A basic will generally transfers everything you own outright to your surviving spouse, children or other beneficiaries. It allows you to appoint a guardian for your minor children, waives the probate bond, and prevents intestate distribution. A simple will does not provide creditor protection for the assets that pass on to your beneficiaries. Once your spouse, children or other beneficiaries receive your estate, current or future creditors can attach those assets.
A pour-over will is used in conjunction with a living trust. It transfers any assets that were not transferred to your trust during your lifetime and “pours” them into your trust upon death.
A comprehensive will establishes testamentary trusts to hold your estate for the benefit of your spouse, children or other beneficiaries. Drafted correctly, a testamentary trust provides creditor protection for your beneficiaries. After all, why leave your estate to your beneficiaries, if future creditors can take it away?

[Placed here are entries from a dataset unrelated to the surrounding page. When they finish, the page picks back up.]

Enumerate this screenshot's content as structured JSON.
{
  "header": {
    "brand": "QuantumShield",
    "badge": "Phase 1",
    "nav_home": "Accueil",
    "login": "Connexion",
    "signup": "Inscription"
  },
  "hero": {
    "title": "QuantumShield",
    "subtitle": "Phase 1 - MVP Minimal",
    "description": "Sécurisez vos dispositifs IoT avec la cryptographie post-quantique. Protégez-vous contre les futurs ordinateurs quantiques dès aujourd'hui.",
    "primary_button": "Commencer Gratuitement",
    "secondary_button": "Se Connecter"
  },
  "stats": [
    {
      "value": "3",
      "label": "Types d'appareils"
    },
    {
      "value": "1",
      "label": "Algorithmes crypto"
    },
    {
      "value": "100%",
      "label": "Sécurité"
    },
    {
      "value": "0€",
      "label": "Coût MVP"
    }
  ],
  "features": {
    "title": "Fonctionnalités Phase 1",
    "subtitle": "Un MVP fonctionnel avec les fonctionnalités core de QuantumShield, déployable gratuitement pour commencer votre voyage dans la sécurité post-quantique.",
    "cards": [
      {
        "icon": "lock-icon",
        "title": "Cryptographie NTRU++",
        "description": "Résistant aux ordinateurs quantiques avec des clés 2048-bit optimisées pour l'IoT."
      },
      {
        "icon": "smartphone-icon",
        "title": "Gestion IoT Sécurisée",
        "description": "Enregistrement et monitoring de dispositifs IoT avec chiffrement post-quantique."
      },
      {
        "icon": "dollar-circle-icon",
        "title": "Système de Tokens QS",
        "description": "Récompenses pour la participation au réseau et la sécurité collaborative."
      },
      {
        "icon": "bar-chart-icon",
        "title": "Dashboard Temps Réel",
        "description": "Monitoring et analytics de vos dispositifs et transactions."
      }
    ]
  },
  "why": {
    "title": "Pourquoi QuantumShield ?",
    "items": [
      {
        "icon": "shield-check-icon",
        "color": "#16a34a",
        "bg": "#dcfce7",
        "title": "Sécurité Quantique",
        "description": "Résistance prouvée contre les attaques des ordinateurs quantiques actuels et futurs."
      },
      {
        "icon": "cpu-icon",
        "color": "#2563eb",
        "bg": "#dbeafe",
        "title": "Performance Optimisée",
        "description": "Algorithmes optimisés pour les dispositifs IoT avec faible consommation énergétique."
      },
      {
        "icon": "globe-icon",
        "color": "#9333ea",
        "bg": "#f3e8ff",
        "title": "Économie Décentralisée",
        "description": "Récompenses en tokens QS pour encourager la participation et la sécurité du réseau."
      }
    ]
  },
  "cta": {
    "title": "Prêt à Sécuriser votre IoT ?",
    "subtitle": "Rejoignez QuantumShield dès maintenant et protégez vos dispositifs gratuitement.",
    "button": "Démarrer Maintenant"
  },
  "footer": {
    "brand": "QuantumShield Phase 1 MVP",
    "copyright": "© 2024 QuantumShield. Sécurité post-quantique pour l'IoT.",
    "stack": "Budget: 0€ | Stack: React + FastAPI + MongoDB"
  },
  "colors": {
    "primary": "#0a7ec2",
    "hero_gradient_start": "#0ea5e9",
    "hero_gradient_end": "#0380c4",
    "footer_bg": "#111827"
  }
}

A tax-saving will is the same as a comprehensive will with the addition of a testamentary, credit shelter trust designed to eliminate or minimize transfer taxes. A credit shelter trust can provide lifetime benefits to your spouse and children without having the trust assets included in their estate.